If someone plays the game correctly, numbers could suffer. It’s about playing the game correctly, not selfishly. It’s about advancing the runner, or getting the man in from third with fewer than two men out. Rice drove in 100 runs eight times, and in four of those seasons he did so with fewer than 30 home runs. In other words, he wasn’t up there trying to hit the Citgo sign every time. He was trying to get the runner in.
Jim Rice is proudly and defiantly Old School.
“I did things I learned in high school, or even in seventh grade,’’ he pointed out. “Inside-out swing to hit the ball to the right side and advance the runner. I was all about executing the fundamentals, not worrying about [cover your ears, Theo] on-base percentage.’’
“We were taught to hit line drives,’’ he continued. “The other night I’m watching the Red Sox against Texas, and guys are hitting fly balls who can’t hit the ball out of the ballpark.’’
And playing hurt.

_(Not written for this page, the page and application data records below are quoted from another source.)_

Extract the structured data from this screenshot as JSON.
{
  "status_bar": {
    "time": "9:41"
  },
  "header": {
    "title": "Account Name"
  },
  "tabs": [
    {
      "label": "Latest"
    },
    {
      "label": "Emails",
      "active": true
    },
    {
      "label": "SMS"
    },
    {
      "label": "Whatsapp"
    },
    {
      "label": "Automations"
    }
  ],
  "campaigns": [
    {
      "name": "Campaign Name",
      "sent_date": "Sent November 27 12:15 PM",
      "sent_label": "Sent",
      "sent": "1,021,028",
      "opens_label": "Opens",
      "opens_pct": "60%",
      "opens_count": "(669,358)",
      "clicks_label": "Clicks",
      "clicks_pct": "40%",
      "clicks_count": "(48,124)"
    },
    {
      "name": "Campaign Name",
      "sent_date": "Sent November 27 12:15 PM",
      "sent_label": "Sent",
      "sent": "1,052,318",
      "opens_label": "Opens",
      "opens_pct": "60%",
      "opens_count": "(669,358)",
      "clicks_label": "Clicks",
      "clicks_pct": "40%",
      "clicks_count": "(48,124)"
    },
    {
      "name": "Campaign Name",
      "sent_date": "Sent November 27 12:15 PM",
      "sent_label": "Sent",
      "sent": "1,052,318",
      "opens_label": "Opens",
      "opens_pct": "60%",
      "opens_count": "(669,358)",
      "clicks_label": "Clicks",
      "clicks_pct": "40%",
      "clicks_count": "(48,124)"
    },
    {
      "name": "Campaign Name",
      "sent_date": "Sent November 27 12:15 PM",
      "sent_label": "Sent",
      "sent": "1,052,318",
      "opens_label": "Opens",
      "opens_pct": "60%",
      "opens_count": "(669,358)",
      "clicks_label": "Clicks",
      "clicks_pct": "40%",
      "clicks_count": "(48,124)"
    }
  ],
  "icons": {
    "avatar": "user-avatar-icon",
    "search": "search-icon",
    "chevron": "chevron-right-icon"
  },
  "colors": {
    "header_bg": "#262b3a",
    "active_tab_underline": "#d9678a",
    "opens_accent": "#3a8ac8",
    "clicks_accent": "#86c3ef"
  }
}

That, too, is part of the Jim Rice legacy. I wish my friend Peter Gammons were here to enlighten us all on that aspect of Rice’s Red Sox career, but suffice it to say that he stoically soldiered on with far more hand injuries and leg injuries than we ever knew, and who knows how many hits, homers, and ribbies that cost him? It was not remotely conceivable that Jim Rice would ask out of the lineup.
The SABR people are resolutely anti-Rice. They’ve got numbers parsed by the truckload to downplay his impact, and to this I say, “Phooey,’’ or maybe even something stronger. For SABR people refuse to acknowledge the concept of anecdotal evidence when evaluating a ballplayer (no, not you, Bill James). So when I speak of the time Milwaukee manager Alex Grammas confirmed for me that, yes, indeed, he had ordered a sizzling Jim Rice pitched around (like, four straight unhittable balls out of the strike zone) in a sixth-inning, bases-loaded situation, or when fellow inductee Rickey Henderson says, as he did yesterday, that when the A’s had pitchers meetings prior to Red Sox series in the Rice era guys “trembled,’’ they say that’s nice, but irrelevant.
Sorry, it matters.
There was a three-year period from 1977-79 when Rice was The Man in the American League, averaging 41 homers, 127 RBIs, and 206 hits a year. And did you know he had back-to-back seasons (’77-78) of 15 triples? He was a feared - yeah, SABR people, feared - hitter, because he was very content to get a base hit in a key situation. He was, after all, just trying to win the game.
In today’s speech he just wants to touch all the appropriate bases. “Thank my wife, my high school coaches, my mom and dad, and anyone else who helped me get here,’’ he says. “Speak from the heart. Short. Direct. Not a problem. Stick to the script and get it over with. They tell you five to eight minutes. The Hall of Famers will let you know. They’ll pull your coat. ‘Time to go.’ That’s the way I like it.’’
I see a man on second, a compact, controlled swing, and a line-drive single to left. Short. Direct. No problem. Pure Jim Rice.